*DIRECTIONS FOR THIS TASK*.
Reproduce each line from the records that holds "kind".

*Interface dataset entries*.
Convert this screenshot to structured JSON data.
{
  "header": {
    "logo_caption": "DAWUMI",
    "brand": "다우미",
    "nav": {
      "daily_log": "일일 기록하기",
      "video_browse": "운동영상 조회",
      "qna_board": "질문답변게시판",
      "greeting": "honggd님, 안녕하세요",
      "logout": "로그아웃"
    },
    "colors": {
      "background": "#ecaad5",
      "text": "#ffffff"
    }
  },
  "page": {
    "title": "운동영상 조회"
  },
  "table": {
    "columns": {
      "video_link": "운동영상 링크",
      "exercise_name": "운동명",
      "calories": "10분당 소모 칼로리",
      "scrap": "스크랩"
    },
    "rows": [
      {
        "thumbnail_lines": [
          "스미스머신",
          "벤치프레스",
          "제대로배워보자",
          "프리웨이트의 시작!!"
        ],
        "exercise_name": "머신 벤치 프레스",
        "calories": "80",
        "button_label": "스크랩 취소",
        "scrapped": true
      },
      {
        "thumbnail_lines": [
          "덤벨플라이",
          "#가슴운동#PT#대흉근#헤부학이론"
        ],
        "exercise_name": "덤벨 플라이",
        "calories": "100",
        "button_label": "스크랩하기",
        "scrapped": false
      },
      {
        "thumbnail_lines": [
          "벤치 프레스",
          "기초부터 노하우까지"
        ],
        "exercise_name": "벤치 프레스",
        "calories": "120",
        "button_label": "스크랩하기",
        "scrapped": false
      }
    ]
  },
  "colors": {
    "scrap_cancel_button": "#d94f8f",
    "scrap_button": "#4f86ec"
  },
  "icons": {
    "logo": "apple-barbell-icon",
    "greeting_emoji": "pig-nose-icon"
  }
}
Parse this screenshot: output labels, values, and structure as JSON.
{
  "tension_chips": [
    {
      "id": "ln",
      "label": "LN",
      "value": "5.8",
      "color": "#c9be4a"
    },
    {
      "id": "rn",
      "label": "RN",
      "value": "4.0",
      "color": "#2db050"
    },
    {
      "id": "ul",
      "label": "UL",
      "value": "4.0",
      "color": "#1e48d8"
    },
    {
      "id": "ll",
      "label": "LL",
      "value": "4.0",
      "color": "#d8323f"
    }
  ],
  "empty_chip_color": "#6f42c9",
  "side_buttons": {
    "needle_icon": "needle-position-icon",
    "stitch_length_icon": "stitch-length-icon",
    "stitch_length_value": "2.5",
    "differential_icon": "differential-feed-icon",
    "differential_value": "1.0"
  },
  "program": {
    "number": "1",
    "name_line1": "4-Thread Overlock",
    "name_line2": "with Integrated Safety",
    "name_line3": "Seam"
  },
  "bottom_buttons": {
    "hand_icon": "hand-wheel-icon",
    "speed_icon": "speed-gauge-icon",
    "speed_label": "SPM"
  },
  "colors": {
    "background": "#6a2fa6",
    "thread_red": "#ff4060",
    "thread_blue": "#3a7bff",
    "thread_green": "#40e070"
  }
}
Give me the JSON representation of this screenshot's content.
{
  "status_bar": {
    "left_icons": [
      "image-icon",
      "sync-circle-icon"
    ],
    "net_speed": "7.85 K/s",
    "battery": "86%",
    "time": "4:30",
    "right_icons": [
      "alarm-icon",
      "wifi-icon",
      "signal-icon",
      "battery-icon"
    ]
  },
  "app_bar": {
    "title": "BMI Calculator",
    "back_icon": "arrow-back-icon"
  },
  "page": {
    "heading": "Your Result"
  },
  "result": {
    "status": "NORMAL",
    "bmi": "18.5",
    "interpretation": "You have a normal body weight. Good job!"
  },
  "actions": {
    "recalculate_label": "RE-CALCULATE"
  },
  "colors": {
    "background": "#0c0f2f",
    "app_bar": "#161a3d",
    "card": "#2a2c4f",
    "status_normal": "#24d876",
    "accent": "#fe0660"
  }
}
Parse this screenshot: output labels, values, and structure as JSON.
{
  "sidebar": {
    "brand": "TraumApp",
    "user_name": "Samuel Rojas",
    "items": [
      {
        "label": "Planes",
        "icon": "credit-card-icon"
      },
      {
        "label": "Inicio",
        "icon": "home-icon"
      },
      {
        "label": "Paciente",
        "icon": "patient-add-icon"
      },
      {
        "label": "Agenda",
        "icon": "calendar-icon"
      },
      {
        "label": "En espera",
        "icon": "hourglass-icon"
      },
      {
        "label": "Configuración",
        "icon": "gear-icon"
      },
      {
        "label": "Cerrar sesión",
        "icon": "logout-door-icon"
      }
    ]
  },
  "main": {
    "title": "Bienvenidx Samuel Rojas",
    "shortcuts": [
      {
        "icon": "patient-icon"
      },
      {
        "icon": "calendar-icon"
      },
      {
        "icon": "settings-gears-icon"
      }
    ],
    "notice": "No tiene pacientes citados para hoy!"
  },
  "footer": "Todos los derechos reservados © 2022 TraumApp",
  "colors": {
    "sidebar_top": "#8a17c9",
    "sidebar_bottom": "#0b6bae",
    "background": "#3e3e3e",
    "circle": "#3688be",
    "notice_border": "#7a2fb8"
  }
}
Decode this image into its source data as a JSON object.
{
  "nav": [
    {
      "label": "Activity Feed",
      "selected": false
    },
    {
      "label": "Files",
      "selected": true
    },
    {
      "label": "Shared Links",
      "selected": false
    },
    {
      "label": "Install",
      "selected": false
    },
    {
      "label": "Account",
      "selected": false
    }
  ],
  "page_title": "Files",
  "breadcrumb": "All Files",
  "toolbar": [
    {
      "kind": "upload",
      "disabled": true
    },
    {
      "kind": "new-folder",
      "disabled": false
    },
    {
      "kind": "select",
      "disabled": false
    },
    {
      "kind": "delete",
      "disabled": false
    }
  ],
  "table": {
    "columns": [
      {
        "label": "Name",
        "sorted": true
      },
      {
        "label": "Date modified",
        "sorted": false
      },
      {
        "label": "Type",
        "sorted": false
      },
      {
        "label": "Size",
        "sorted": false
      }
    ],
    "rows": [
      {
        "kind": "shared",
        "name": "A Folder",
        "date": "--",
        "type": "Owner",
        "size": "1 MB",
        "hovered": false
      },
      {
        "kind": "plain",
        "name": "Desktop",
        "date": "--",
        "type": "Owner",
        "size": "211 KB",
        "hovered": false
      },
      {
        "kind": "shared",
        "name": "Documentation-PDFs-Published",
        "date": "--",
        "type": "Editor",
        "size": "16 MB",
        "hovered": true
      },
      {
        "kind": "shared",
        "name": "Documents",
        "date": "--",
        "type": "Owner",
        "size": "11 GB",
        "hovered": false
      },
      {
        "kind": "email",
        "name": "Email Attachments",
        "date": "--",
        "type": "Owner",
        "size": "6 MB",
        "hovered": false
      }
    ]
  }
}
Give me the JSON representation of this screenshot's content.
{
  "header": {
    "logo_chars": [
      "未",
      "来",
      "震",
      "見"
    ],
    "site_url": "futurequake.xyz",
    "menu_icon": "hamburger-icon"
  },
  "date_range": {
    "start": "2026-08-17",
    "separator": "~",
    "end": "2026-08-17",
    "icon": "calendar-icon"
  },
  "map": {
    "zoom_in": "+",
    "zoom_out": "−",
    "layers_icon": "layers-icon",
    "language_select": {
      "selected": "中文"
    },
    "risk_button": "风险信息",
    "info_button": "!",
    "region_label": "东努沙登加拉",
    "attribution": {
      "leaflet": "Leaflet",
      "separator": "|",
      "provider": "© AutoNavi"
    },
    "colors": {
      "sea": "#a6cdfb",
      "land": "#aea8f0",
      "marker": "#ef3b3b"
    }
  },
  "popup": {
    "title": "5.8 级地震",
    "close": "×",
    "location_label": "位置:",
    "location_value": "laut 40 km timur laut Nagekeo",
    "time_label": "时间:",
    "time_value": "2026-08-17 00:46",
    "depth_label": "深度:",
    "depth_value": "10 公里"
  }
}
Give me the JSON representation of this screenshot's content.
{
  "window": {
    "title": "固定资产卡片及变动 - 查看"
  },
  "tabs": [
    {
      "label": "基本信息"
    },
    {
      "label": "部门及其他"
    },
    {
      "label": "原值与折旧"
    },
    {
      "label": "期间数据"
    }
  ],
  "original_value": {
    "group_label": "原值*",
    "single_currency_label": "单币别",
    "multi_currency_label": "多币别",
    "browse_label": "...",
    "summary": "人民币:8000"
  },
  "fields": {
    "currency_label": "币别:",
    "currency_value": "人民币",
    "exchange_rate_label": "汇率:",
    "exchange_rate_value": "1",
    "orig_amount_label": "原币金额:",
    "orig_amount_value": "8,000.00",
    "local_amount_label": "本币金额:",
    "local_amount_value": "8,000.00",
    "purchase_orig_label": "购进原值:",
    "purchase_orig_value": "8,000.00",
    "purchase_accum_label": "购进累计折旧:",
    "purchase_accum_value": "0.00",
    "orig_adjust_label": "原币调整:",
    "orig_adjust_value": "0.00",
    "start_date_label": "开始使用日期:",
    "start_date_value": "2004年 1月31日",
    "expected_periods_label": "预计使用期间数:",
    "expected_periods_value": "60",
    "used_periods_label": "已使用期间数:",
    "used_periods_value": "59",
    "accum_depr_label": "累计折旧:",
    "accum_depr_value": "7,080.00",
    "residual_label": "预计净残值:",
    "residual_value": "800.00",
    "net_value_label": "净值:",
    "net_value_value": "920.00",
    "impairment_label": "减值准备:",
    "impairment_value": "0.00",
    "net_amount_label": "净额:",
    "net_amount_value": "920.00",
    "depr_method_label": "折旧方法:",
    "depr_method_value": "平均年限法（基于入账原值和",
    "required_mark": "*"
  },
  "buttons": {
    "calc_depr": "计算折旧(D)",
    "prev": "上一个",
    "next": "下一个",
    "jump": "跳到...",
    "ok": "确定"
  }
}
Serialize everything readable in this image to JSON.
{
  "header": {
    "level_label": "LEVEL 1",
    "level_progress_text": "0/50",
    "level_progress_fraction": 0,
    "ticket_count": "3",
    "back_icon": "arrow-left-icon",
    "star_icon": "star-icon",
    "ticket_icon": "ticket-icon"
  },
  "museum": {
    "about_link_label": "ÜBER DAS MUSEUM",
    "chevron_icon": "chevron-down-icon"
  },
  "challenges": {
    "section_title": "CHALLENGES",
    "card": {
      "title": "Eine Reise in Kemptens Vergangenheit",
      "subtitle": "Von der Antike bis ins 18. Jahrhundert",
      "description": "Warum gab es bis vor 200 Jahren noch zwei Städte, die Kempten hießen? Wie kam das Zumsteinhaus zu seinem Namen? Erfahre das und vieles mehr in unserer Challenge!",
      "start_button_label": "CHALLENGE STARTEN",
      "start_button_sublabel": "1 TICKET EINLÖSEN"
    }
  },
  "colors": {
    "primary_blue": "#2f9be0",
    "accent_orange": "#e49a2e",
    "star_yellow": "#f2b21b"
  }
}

*REPLY TO THE TASK*.
      "kind": "upload",
      "kind": "new-folder",
      "kind": "select",
      "kind": "delete",
        "kind": "shared",
        "kind": "plain",
        "kind": "shared",
        "kind": "shared",
        "kind": "email",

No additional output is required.